DIRECTIONS => With the images removed, return every line below exactly as it reads.

Stored items from a collection
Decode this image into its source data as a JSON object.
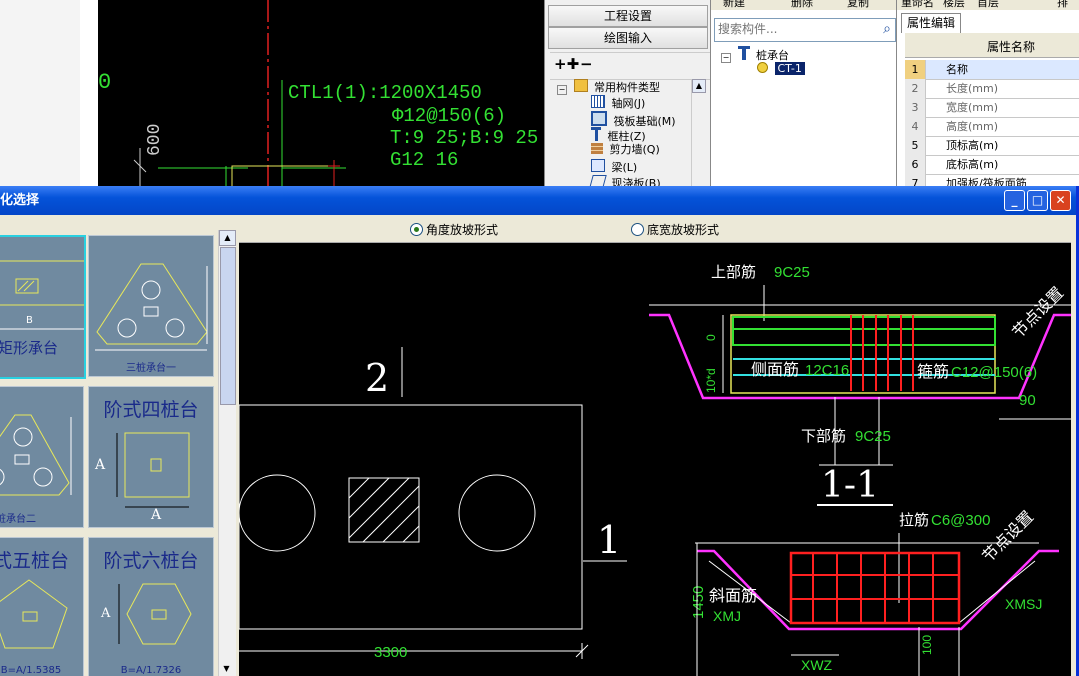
{
  "cad_top": {
    "axis_label": "0",
    "dimension_left": "600",
    "annotation": [
      "CTL1(1):1200X1450",
      "Φ12@150(6)",
      "T:9 25;B:9 25",
      "G12 16"
    ]
  },
  "nav": {
    "buttons": [
      "工程设置",
      "绘图输入"
    ],
    "tree_root": "常用构件类型",
    "tree_items": [
      "轴网(J)",
      "筏板基础(M)",
      "框柱(Z)",
      "剪力墙(Q)",
      "梁(L)",
      "现浇板(B)"
    ]
  },
  "component": {
    "search_placeholder": "搜索构件...",
    "tree_root": "桩承台",
    "selected_item": "CT-1"
  },
  "toolbar_partial": [
    "新建",
    "删除",
    "复制",
    "重命名",
    "楼层",
    "首层",
    "排"
  ],
  "properties": {
    "tab": "属性编辑",
    "column_header": "属性名称",
    "rows": [
      {
        "num": "1",
        "name": "名称"
      },
      {
        "num": "2",
        "name": "长度(mm)"
      },
      {
        "num": "3",
        "name": "宽度(mm)"
      },
      {
        "num": "4",
        "name": "高度(mm)"
      },
      {
        "num": "5",
        "name": "顶标高(m)"
      },
      {
        "num": "6",
        "name": "底标高(m)"
      },
      {
        "num": "7",
        "name": "加强板/筏板面筋"
      }
    ]
  },
  "dialog": {
    "title": "化选择",
    "options": [
      {
        "label": "角度放坡形式",
        "selected": true
      },
      {
        "label": "底宽放坡形式",
        "selected": false
      }
    ],
    "thumbnails": [
      {
        "title": "",
        "caption": "矩形承台",
        "dims": [
          "B"
        ]
      },
      {
        "title": "",
        "caption": "三桩承台一",
        "dims": []
      },
      {
        "title": "",
        "caption": "三桩承台二",
        "dims": []
      },
      {
        "title": "阶式四桩台",
        "caption": "",
        "dims": [
          "A",
          "A"
        ]
      },
      {
        "title": "式五桩台",
        "caption": "B=A/1.5385",
        "dims": []
      },
      {
        "title": "阶式六桩台",
        "caption": "B=A/1.7326",
        "dims": [
          "A"
        ]
      }
    ]
  },
  "drawing": {
    "plan_label_2": "2",
    "plan_label_1": "1",
    "plan_width": "3300",
    "section_top": {
      "top_bar_label": "上部筋",
      "top_bar_value": "9C25",
      "node_setting": "节点设置",
      "side_bar_label": "侧面筋",
      "side_bar_value": "12C16",
      "stirrup_label": "箍筋",
      "stirrup_value": "C12@150(6)",
      "bottom_bar_label": "下部筋",
      "bottom_bar_value": "9C25",
      "angle": "90",
      "dim_0": "0",
      "dim_10d": "10*d"
    },
    "section_title": "1-1",
    "section_bottom": {
      "tie_label": "拉筋",
      "tie_value": "C6@300",
      "node_setting": "节点设置",
      "slope_label": "斜面筋",
      "xmj": "XMJ",
      "xmsj": "XMSJ",
      "xwz": "XWZ",
      "height": "1450",
      "dim_100": "100"
    }
  },
  "colors": {
    "cad_green": "#33e033",
    "dialog_blue": "#0553d9",
    "magenta": "#ff33ff",
    "rebar_red": "#ff2020",
    "cyan": "#33e0e0",
    "yellow": "#e8e85a"
  }
}
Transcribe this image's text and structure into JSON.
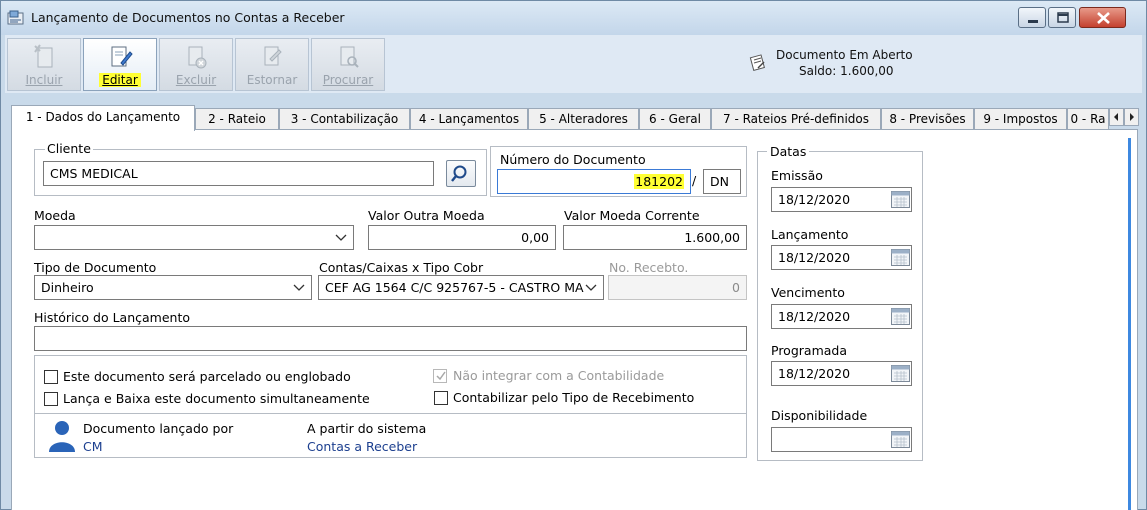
{
  "window": {
    "title": "Lançamento de Documentos no Contas a Receber"
  },
  "toolbar": {
    "incluir": "Incluir",
    "editar": "Editar",
    "excluir": "Excluir",
    "estornar": "Estornar",
    "procurar": "Procurar"
  },
  "status": {
    "line1": "Documento Em Aberto",
    "line2": "Saldo: 1.600,00"
  },
  "tabs": [
    "1 - Dados do Lançamento",
    "2 - Rateio",
    "3 - Contabilização",
    "4 - Lançamentos",
    "5 - Alteradores",
    "6 - Geral",
    "7 - Rateios Pré-definidos",
    "8 - Previsões",
    "9 - Impostos",
    "0 - Ra"
  ],
  "form": {
    "cliente_label": "Cliente",
    "cliente_value": "CMS MEDICAL",
    "numero_label": "Número do Documento",
    "numero_value": "181202",
    "numero_sep": "/",
    "numero_suffix": "DN",
    "moeda_label": "Moeda",
    "moeda_value": "",
    "valor_outra_label": "Valor Outra Moeda",
    "valor_outra_value": "0,00",
    "valor_corrente_label": "Valor Moeda Corrente",
    "valor_corrente_value": "1.600,00",
    "tipo_doc_label": "Tipo de Documento",
    "tipo_doc_value": "Dinheiro",
    "contas_label": "Contas/Caixas x Tipo Cobr",
    "contas_value": "CEF AG 1564 C/C 925767-5 - CASTRO MA",
    "recebto_label": "No. Recebto.",
    "recebto_value": "0",
    "historico_label": "Histórico do Lançamento",
    "historico_value": "",
    "chk_parcelado": "Este documento será parcelado ou englobado",
    "chk_nao_integrar": "Não integrar com a Contabilidade",
    "chk_lanca_baixa": "Lança e Baixa este documento simultaneamente",
    "chk_contabilizar": "Contabilizar pelo Tipo de Recebimento",
    "lancado_por_label": "Documento lançado por",
    "lancado_por_value": "CM",
    "sistema_label": "A partir do sistema",
    "sistema_value": "Contas a Receber"
  },
  "datas": {
    "group_label": "Datas",
    "emissao_label": "Emissão",
    "emissao_value": "18/12/2020",
    "lancamento_label": "Lançamento",
    "lancamento_value": "18/12/2020",
    "vencimento_label": "Vencimento",
    "vencimento_value": "18/12/2020",
    "programada_label": "Programada",
    "programada_value": "18/12/2020",
    "disponibilidade_label": "Disponibilidade",
    "disponibilidade_value": ""
  }
}
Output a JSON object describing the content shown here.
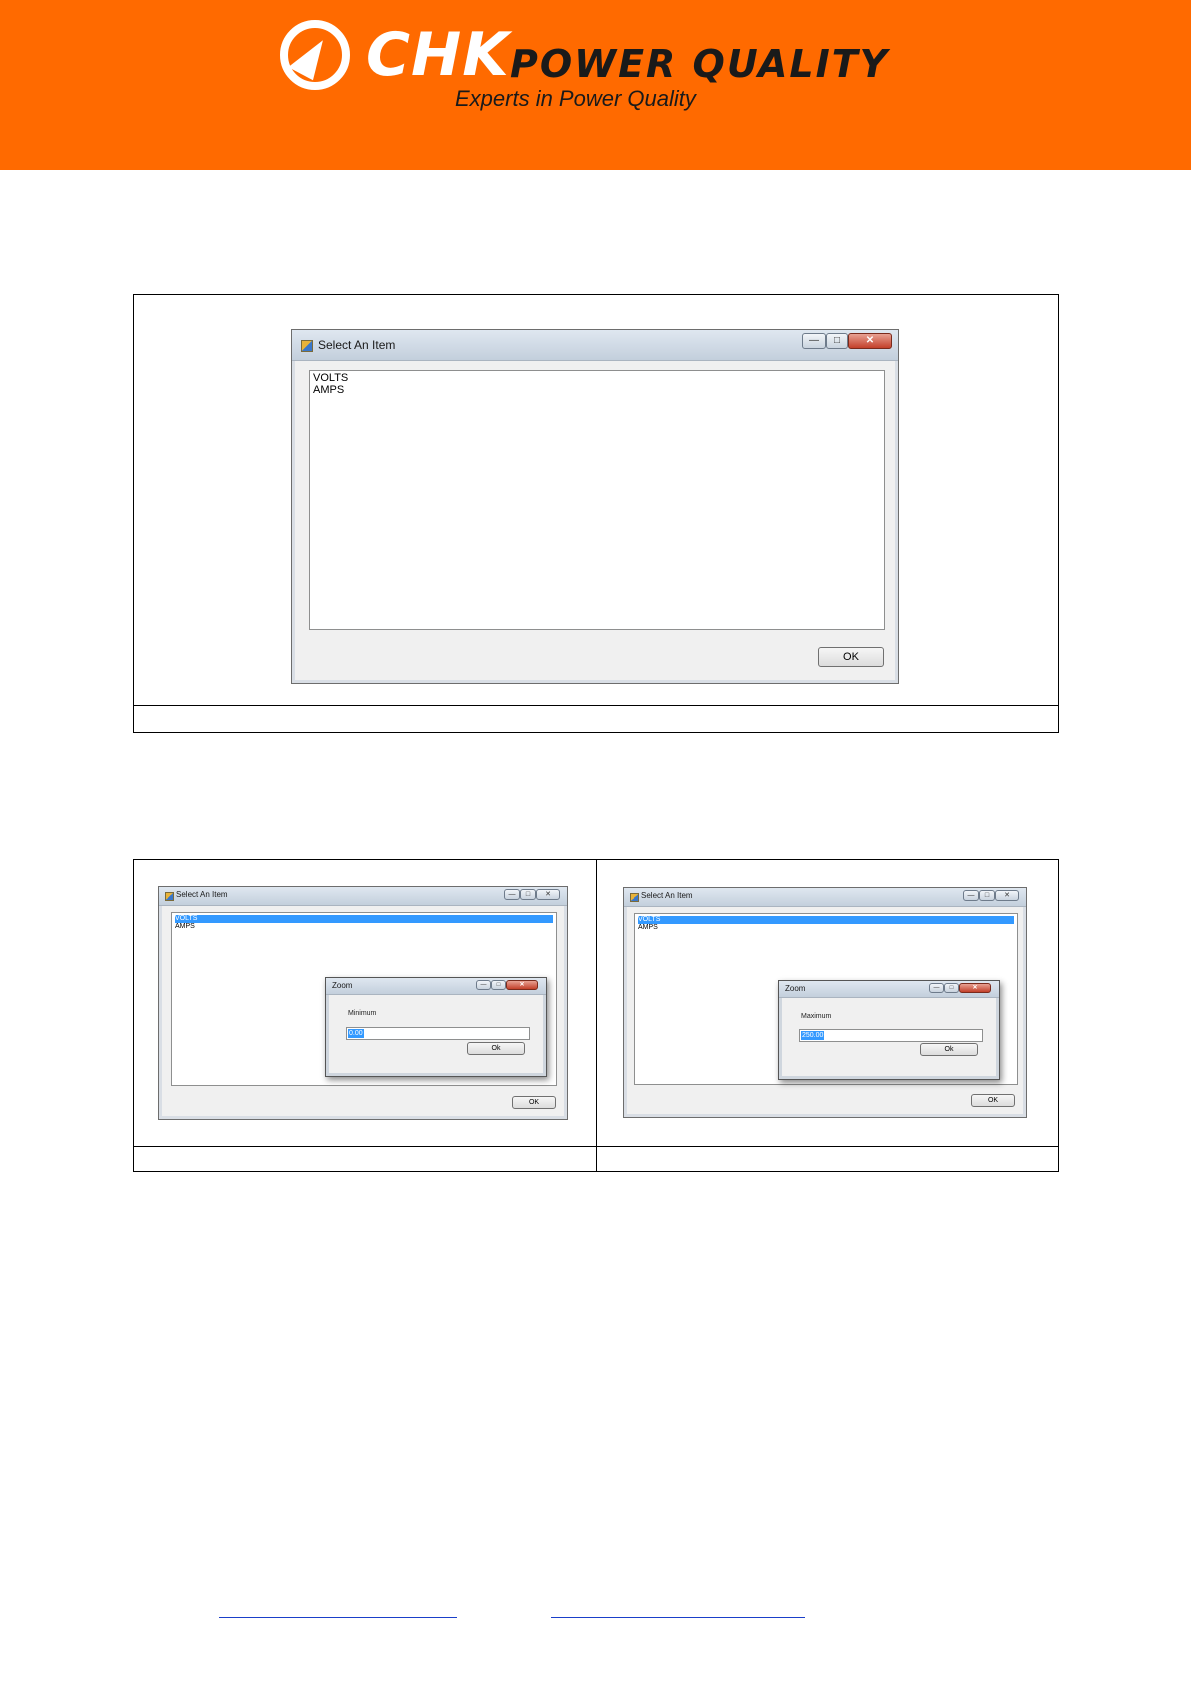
{
  "header": {
    "brand": "CHK",
    "brand_suffix": "POWER QUALITY",
    "tagline": "Experts in Power Quality",
    "colors": {
      "banner": "#ff6a00",
      "text_dark": "#1a1a1a"
    }
  },
  "figure1": {
    "dialog": {
      "title": "Select An Item",
      "items": [
        "VOLTS",
        "AMPS"
      ],
      "ok_label": "OK"
    },
    "caption": ""
  },
  "figure2": {
    "left": {
      "dialog": {
        "title": "Select An Item",
        "items": [
          "VOLTS",
          "AMPS"
        ],
        "ok_label": "OK"
      },
      "zoom": {
        "title": "Zoom",
        "label": "Minimum",
        "value": "0.00",
        "ok_label": "Ok"
      },
      "caption": ""
    },
    "right": {
      "dialog": {
        "title": "Select An Item",
        "items": [
          "VOLTS",
          "AMPS"
        ],
        "ok_label": "OK"
      },
      "zoom": {
        "title": "Zoom",
        "label": "Maximum",
        "value": "250.00",
        "ok_label": "Ok"
      },
      "caption": ""
    }
  },
  "footer": {
    "links": [
      "",
      ""
    ],
    "colors": {
      "link": "#1a3fc9"
    }
  }
}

EXERCISE ANSWER =>
Decode this image into its source data as a JSON object.
{
  "cad_top": {
    "axis_label": "0",
    "dimension_left": "600",
    "annotation": [
      "CTL1(1):1200X1450",
      "Φ12@150(6)",
      "T:9 25;B:9 25",
      "G12 16"
    ]
  },
  "nav": {
    "buttons": [
      "工程设置",
      "绘图输入"
    ],
    "tree_root": "常用构件类型",
    "tree_items": [
      "轴网(J)",
      "筏板基础(M)",
      "框柱(Z)",
      "剪力墙(Q)",
      "梁(L)",
      "现浇板(B)"
    ]
  },
  "component": {
    "search_placeholder": "搜索构件...",
    "tree_root": "桩承台",
    "selected_item": "CT-1"
  },
  "toolbar_partial": [
    "新建",
    "删除",
    "复制",
    "重命名",
    "楼层",
    "首层",
    "排"
  ],
  "properties": {
    "tab": "属性编辑",
    "column_header": "属性名称",
    "rows": [
      {
        "num": "1",
        "name": "名称"
      },
      {
        "num": "2",
        "name": "长度(mm)"
      },
      {
        "num": "3",
        "name": "宽度(mm)"
      },
      {
        "num": "4",
        "name": "高度(mm)"
      },
      {
        "num": "5",
        "name": "顶标高(m)"
      },
      {
        "num": "6",
        "name": "底标高(m)"
      },
      {
        "num": "7",
        "name": "加强板/筏板面筋"
      }
    ]
  },
  "dialog": {
    "title": "化选择",
    "options": [
      {
        "label": "角度放坡形式",
        "selected": true
      },
      {
        "label": "底宽放坡形式",
        "selected": false
      }
    ],
    "thumbnails": [
      {
        "title": "",
        "caption": "矩形承台",
        "dims": [
          "B"
        ]
      },
      {
        "title": "",
        "caption": "三桩承台一",
        "dims": []
      },
      {
        "title": "",
        "caption": "三桩承台二",
        "dims": []
      },
      {
        "title": "阶式四桩台",
        "caption": "",
        "dims": [
          "A",
          "A"
        ]
      },
      {
        "title": "式五桩台",
        "caption": "B=A/1.5385",
        "dims": []
      },
      {
        "title": "阶式六桩台",
        "caption": "B=A/1.7326",
        "dims": [
          "A"
        ]
      }
    ]
  },
  "drawing": {
    "plan_label_2": "2",
    "plan_label_1": "1",
    "plan_width": "3300",
    "section_top": {
      "top_bar_label": "上部筋",
      "top_bar_value": "9C25",
      "node_setting": "节点设置",
      "side_bar_label": "侧面筋",
      "side_bar_value": "12C16",
      "stirrup_label": "箍筋",
      "stirrup_value": "C12@150(6)",
      "bottom_bar_label": "下部筋",
      "bottom_bar_value": "9C25",
      "angle": "90",
      "dim_0": "0",
      "dim_10d": "10*d"
    },
    "section_title": "1-1",
    "section_bottom": {
      "tie_label": "拉筋",
      "tie_value": "C6@300",
      "node_setting": "节点设置",
      "slope_label": "斜面筋",
      "xmj": "XMJ",
      "xmsj": "XMSJ",
      "xwz": "XWZ",
      "height": "1450",
      "dim_100": "100"
    }
  },
  "colors": {
    "cad_green": "#33e033",
    "dialog_blue": "#0553d9",
    "magenta": "#ff33ff",
    "rebar_red": "#ff2020",
    "cyan": "#33e0e0",
    "yellow": "#e8e85a"
  }
}
Transcribe this image's text and structure into JSON.
{
  "window": {
    "title": "Lançamento de Documentos no Contas a Receber"
  },
  "toolbar": {
    "incluir": "Incluir",
    "editar": "Editar",
    "excluir": "Excluir",
    "estornar": "Estornar",
    "procurar": "Procurar"
  },
  "status": {
    "line1": "Documento Em Aberto",
    "line2": "Saldo: 1.600,00"
  },
  "tabs": [
    "1 - Dados do Lançamento",
    "2 - Rateio",
    "3 - Contabilização",
    "4 - Lançamentos",
    "5 - Alteradores",
    "6 - Geral",
    "7 - Rateios Pré-definidos",
    "8 - Previsões",
    "9 - Impostos",
    "0 - Ra"
  ],
  "form": {
    "cliente_label": "Cliente",
    "cliente_value": "CMS MEDICAL",
    "numero_label": "Número do Documento",
    "numero_value": "181202",
    "numero_sep": "/",
    "numero_suffix": "DN",
    "moeda_label": "Moeda",
    "moeda_value": "",
    "valor_outra_label": "Valor Outra Moeda",
    "valor_outra_value": "0,00",
    "valor_corrente_label": "Valor Moeda Corrente",
    "valor_corrente_value": "1.600,00",
    "tipo_doc_label": "Tipo de Documento",
    "tipo_doc_value": "Dinheiro",
    "contas_label": "Contas/Caixas x Tipo Cobr",
    "contas_value": "CEF AG 1564 C/C 925767-5 - CASTRO MA",
    "recebto_label": "No. Recebto.",
    "recebto_value": "0",
    "historico_label": "Histórico do Lançamento",
    "historico_value": "",
    "chk_parcelado": "Este documento será parcelado ou englobado",
    "chk_nao_integrar": "Não integrar com a Contabilidade",
    "chk_lanca_baixa": "Lança e Baixa este documento simultaneamente",
    "chk_contabilizar": "Contabilizar pelo Tipo de Recebimento",
    "lancado_por_label": "Documento lançado por",
    "lancado_por_value": "CM",
    "sistema_label": "A partir do sistema",
    "sistema_value": "Contas a Receber"
  },
  "datas": {
    "group_label": "Datas",
    "emissao_label": "Emissão",
    "emissao_value": "18/12/2020",
    "lancamento_label": "Lançamento",
    "lancamento_value": "18/12/2020",
    "vencimento_label": "Vencimento",
    "vencimento_value": "18/12/2020",
    "programada_label": "Programada",
    "programada_value": "18/12/2020",
    "disponibilidade_label": "Disponibilidade",
    "disponibilidade_value": ""
  }
}
Output a JSON object describing the content shown here.
{
  "header": {
    "brand": "CHK",
    "brand_suffix": "POWER QUALITY",
    "tagline": "Experts in Power Quality",
    "colors": {
      "banner": "#ff6a00",
      "text_dark": "#1a1a1a"
    }
  },
  "figure1": {
    "dialog": {
      "title": "Select An Item",
      "items": [
        "VOLTS",
        "AMPS"
      ],
      "ok_label": "OK"
    },
    "caption": ""
  },
  "figure2": {
    "left": {
      "dialog": {
        "title": "Select An Item",
        "items": [
          "VOLTS",
          "AMPS"
        ],
        "ok_label": "OK"
      },
      "zoom": {
        "title": "Zoom",
        "label": "Minimum",
        "value": "0.00",
        "ok_label": "Ok"
      },
      "caption": ""
    },
    "right": {
      "dialog": {
        "title": "Select An Item",
        "items": [
          "VOLTS",
          "AMPS"
        ],
        "ok_label": "OK"
      },
      "zoom": {
        "title": "Zoom",
        "label": "Maximum",
        "value": "250.00",
        "ok_label": "Ok"
      },
      "caption": ""
    }
  },
  "footer": {
    "links": [
      "",
      ""
    ],
    "colors": {
      "link": "#1a3fc9"
    }
  }
}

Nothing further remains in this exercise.